Marking the end of the Second World War has been a source of contention since 1945, but this 70th anniversary year promises to be unusually divisive.
The Allies record the end of the war on different days – the US and Britain mark Victory in Europe Day on May 8 while the Russians celebrate Victory Day on May 9. This difference reflects Stalin’s anger that the Anglo-American allies accepted Germany’s surrender at General Eisenhower’s headquarters in Reims, France, on May 7, 1945, in a ceremony which failed to recognize that the Soviet Union had ‘borne the main burden of the war’.
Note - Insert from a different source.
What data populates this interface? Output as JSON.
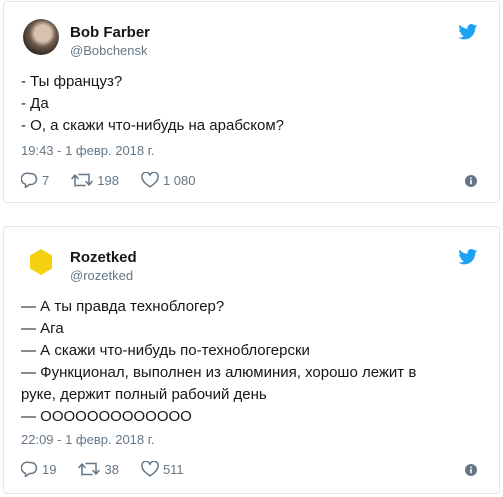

At Moscow’s insistence a second ceremony was held on the outskirts of Berlin at midnight on May 8 – already the following day by Moscow time – during which the surrender document was accepted by Marshal Georgy Zhukov, commander of the Soviet assault on the capital.
A major military parade is planned for Moscow on May 9, but many leaders including Barack Obama are boycotting it in protest at Vladimir Putin’s seizure of Crimea. Angela Merkel, the German Chancellor, is also staying away, though she plans to visit Moscow on May 10 – thus stretching the anniversary to a third day – to lay a wreath at the Tomb of the Unknown Soldier and thereby show respect for victims of the war while not endorsing Putin’s role in the Ukraine.
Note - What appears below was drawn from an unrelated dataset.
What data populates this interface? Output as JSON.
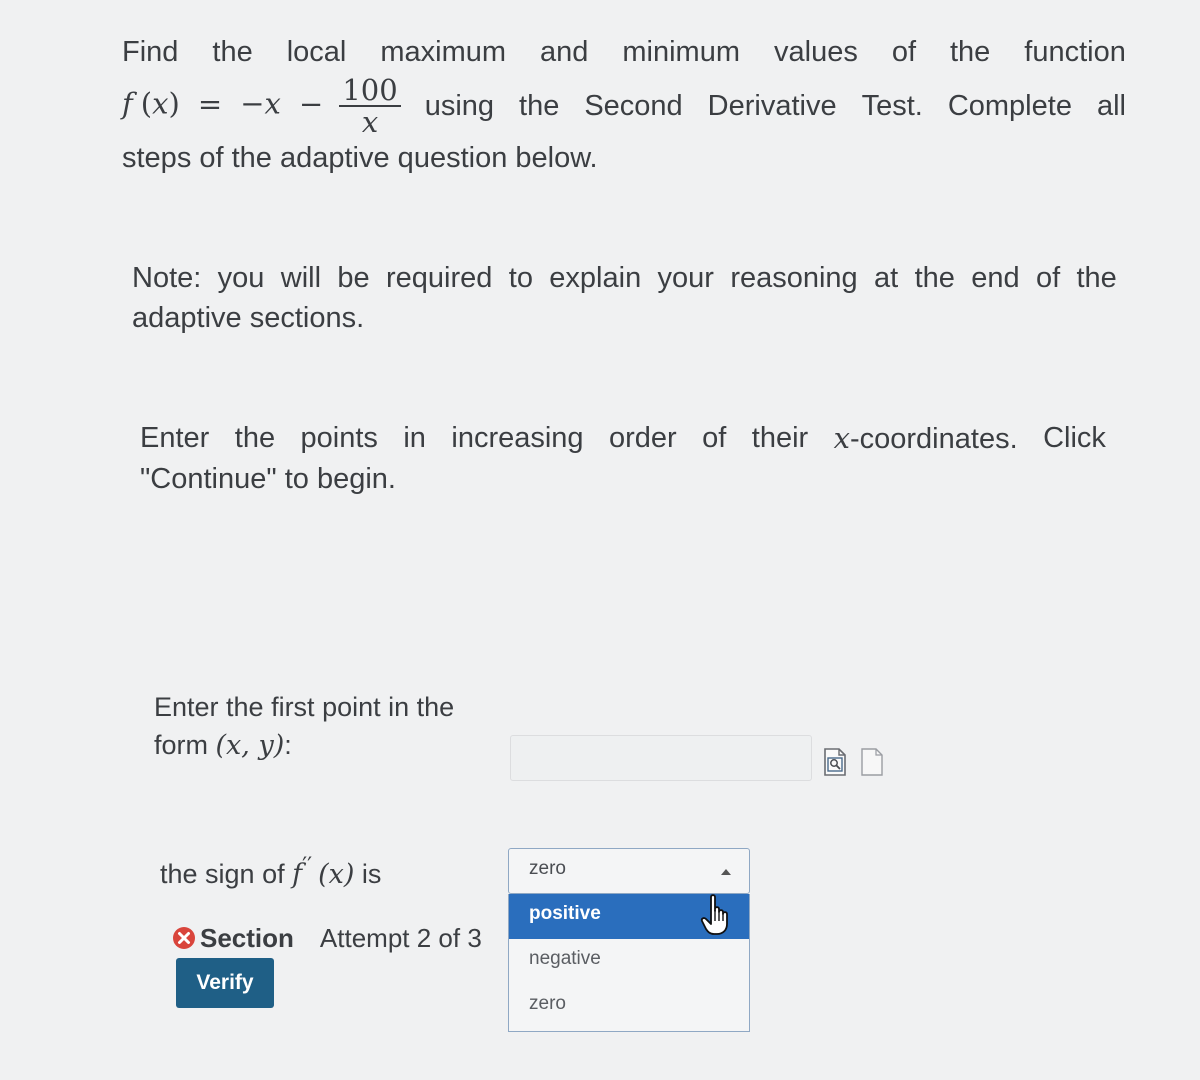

Among leaders who are expected to go to Moscow are President Xi Jinping of China, and Kim Jong Un of North Korea – perhaps providing a chance for their first meeting. Greece, Cyprus, the Czech Republic and Slovakia are expected to send high-level representatives. The Kremlin has blamed the ‘aggressive core of the European Union’ for limiting participation.
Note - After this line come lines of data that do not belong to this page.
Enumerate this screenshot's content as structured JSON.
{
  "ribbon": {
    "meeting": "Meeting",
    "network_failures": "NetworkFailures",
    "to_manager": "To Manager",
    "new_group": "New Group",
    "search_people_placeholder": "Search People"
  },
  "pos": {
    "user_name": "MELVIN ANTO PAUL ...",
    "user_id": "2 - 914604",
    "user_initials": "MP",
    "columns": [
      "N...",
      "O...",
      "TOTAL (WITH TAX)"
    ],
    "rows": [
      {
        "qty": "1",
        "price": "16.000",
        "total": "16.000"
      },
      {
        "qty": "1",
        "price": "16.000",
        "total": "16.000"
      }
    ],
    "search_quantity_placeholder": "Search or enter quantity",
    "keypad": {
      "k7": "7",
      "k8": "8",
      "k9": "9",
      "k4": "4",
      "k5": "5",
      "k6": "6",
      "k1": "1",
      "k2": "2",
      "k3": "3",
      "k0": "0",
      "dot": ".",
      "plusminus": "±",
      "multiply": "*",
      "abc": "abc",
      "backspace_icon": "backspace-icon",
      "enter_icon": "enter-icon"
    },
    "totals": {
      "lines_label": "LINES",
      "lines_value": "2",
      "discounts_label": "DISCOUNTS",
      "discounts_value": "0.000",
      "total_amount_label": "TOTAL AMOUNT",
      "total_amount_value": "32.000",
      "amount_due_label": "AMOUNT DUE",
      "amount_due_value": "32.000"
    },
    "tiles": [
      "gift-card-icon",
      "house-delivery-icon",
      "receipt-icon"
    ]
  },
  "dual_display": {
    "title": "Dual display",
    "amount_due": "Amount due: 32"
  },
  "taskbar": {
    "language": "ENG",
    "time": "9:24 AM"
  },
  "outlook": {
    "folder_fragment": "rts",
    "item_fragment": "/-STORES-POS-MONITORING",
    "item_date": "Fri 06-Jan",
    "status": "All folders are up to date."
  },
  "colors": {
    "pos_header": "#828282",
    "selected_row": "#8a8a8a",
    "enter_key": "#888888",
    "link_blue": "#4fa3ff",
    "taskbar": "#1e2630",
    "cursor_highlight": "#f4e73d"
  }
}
The diplomatic complexities do not end there. China has invited European leaders to attend a 70th anniversary military parade on September 3 to mark the end of the war in Asia. In China the end of hostilities is known as ‘Victory day of the Chinese people’s war of resistance against Japanese aggression’. Though the Second World War is usually described in European history books as beginning in 1939, a less Euro-centric date would be 1937, when Japan launched a full-scale invasion of China, or 1931, when Japan seized Manchuria.